### Required action:
Start to finish, return the listing below exactly, pictures excluded.
· · ·
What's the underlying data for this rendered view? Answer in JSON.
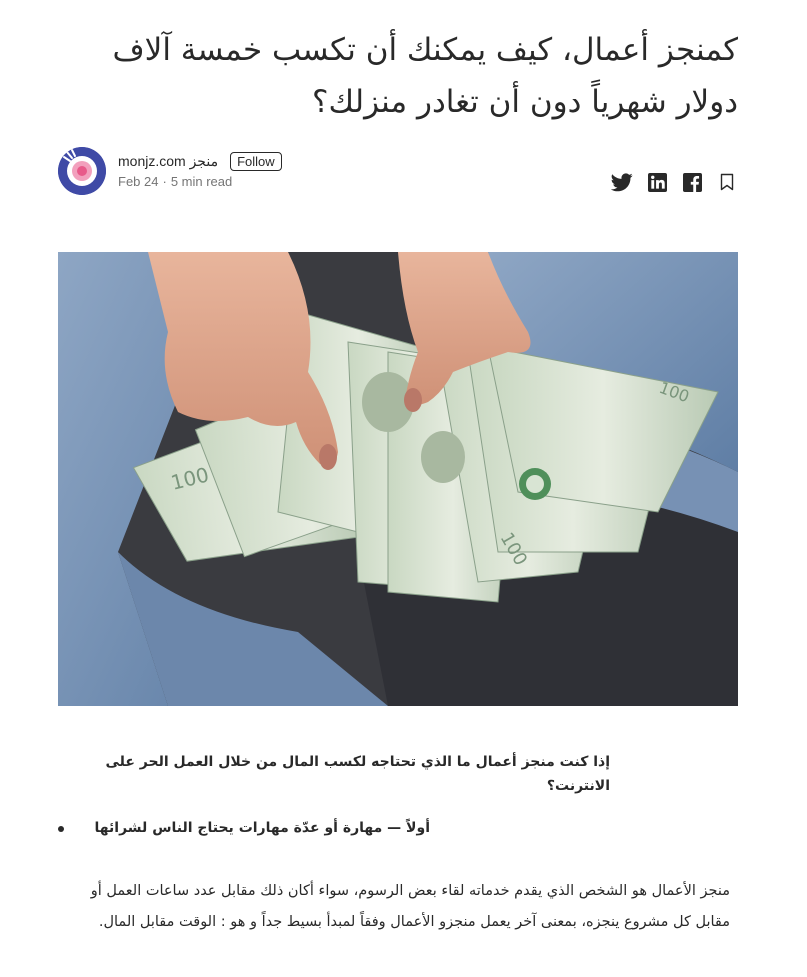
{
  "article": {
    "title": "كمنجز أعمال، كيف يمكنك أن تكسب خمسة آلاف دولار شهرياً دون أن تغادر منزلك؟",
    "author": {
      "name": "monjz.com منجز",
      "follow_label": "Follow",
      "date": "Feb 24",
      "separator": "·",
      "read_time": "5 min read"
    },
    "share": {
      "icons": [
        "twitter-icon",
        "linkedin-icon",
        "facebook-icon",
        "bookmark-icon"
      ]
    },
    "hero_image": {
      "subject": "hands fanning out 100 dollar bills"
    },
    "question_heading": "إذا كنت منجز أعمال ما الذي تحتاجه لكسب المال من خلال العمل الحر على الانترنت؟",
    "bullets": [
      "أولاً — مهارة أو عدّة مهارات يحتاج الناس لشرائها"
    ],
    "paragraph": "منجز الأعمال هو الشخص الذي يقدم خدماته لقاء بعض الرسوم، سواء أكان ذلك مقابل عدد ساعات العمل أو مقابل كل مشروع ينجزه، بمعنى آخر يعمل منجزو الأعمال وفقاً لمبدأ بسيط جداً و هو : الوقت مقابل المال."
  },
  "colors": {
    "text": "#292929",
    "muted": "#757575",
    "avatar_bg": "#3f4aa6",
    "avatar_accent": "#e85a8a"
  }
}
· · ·
### Task answer:
What's the underlying data for this rendered view? Answer in JSON.
{
  "article": {
    "title": "كمنجز أعمال، كيف يمكنك أن تكسب خمسة آلاف دولار شهرياً دون أن تغادر منزلك؟",
    "author": {
      "name": "monjz.com منجز",
      "follow_label": "Follow",
      "date": "Feb 24",
      "separator": "·",
      "read_time": "5 min read"
    },
    "share": {
      "icons": [
        "twitter-icon",
        "linkedin-icon",
        "facebook-icon",
        "bookmark-icon"
      ]
    },
    "hero_image": {
      "subject": "hands fanning out 100 dollar bills"
    },
    "question_heading": "إذا كنت منجز أعمال ما الذي تحتاجه لكسب المال من خلال العمل الحر على الانترنت؟",
    "bullets": [
      "أولاً — مهارة أو عدّة مهارات يحتاج الناس لشرائها"
    ],
    "paragraph": "منجز الأعمال هو الشخص الذي يقدم خدماته لقاء بعض الرسوم، سواء أكان ذلك مقابل عدد ساعات العمل أو مقابل كل مشروع ينجزه، بمعنى آخر يعمل منجزو الأعمال وفقاً لمبدأ بسيط جداً و هو : الوقت مقابل المال."
  },
  "colors": {
    "text": "#292929",
    "muted": "#757575",
    "avatar_bg": "#3f4aa6",
    "avatar_accent": "#e85a8a"
  }
}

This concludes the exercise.